**** RECORDS FOR THIS EXERCISE ****
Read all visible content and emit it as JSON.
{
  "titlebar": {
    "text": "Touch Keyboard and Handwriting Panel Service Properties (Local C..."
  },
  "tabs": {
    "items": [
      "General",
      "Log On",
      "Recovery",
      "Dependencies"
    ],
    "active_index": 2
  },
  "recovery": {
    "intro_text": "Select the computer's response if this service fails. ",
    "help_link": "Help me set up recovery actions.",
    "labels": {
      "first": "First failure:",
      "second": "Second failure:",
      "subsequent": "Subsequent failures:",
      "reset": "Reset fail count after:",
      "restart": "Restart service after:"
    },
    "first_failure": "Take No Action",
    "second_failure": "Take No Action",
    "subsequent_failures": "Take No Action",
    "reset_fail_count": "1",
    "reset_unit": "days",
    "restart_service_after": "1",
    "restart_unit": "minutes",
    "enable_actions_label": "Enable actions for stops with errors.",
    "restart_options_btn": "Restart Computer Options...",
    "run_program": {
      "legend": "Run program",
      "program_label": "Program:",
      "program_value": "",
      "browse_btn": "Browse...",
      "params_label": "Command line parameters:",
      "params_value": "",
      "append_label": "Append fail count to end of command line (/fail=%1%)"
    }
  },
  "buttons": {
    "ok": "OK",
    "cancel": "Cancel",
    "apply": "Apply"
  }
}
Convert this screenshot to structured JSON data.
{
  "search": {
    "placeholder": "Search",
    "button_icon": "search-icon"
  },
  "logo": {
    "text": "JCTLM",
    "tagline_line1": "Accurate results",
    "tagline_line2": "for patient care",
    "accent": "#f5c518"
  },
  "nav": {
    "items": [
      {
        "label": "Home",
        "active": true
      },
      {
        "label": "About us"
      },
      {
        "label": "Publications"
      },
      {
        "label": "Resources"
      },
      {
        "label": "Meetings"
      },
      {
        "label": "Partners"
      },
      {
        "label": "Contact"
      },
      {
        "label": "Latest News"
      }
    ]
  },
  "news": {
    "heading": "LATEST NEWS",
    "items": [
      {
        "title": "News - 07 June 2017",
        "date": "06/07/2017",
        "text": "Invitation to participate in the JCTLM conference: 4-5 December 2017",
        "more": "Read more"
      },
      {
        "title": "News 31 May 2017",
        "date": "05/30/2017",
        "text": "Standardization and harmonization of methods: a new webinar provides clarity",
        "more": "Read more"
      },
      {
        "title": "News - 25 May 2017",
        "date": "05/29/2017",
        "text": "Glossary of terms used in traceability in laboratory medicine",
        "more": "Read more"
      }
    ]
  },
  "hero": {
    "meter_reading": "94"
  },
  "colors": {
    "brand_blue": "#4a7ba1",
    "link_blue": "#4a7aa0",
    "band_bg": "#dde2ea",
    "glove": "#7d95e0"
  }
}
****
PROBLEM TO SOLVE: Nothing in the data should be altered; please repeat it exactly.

RESPONSE:
Read all visible content and emit it as JSON.
{
  "titlebar": {
    "text": "Touch Keyboard and Handwriting Panel Service Properties (Local C..."
  },
  "tabs": {
    "items": [
      "General",
      "Log On",
      "Recovery",
      "Dependencies"
    ],
    "active_index": 2
  },
  "recovery": {
    "intro_text": "Select the computer's response if this service fails. ",
    "help_link": "Help me set up recovery actions.",
    "labels": {
      "first": "First failure:",
      "second": "Second failure:",
      "subsequent": "Subsequent failures:",
      "reset": "Reset fail count after:",
      "restart": "Restart service after:"
    },
    "first_failure": "Take No Action",
    "second_failure": "Take No Action",
    "subsequent_failures": "Take No Action",
    "reset_fail_count": "1",
    "reset_unit": "days",
    "restart_service_after": "1",
    "restart_unit": "minutes",
    "enable_actions_label": "Enable actions for stops with errors.",
    "restart_options_btn": "Restart Computer Options...",
    "run_program": {
      "legend": "Run program",
      "program_label": "Program:",
      "program_value": "",
      "browse_btn": "Browse...",
      "params_label": "Command line parameters:",
      "params_value": "",
      "append_label": "Append fail count to end of command line (/fail=%1%)"
    }
  },
  "buttons": {
    "ok": "OK",
    "cancel": "Cancel",
    "apply": "Apply"
  }
}
Convert this screenshot to structured JSON data.
{
  "search": {
    "placeholder": "Search",
    "button_icon": "search-icon"
  },
  "logo": {
    "text": "JCTLM",
    "tagline_line1": "Accurate results",
    "tagline_line2": "for patient care",
    "accent": "#f5c518"
  },
  "nav": {
    "items": [
      {
        "label": "Home",
        "active": true
      },
      {
        "label": "About us"
      },
      {
        "label": "Publications"
      },
      {
        "label": "Resources"
      },
      {
        "label": "Meetings"
      },
      {
        "label": "Partners"
      },
      {
        "label": "Contact"
      },
      {
        "label": "Latest News"
      }
    ]
  },
  "news": {
    "heading": "LATEST NEWS",
    "items": [
      {
        "title": "News - 07 June 2017",
        "date": "06/07/2017",
        "text": "Invitation to participate in the JCTLM conference: 4-5 December 2017",
        "more": "Read more"
      },
      {
        "title": "News 31 May 2017",
        "date": "05/30/2017",
        "text": "Standardization and harmonization of methods: a new webinar provides clarity",
        "more": "Read more"
      },
      {
        "title": "News - 25 May 2017",
        "date": "05/29/2017",
        "text": "Glossary of terms used in traceability in laboratory medicine",
        "more": "Read more"
      }
    ]
  },
  "hero": {
    "meter_reading": "94"
  },
  "colors": {
    "brand_blue": "#4a7ba1",
    "link_blue": "#4a7aa0",
    "band_bg": "#dde2ea",
    "glove": "#7d95e0"
  }
}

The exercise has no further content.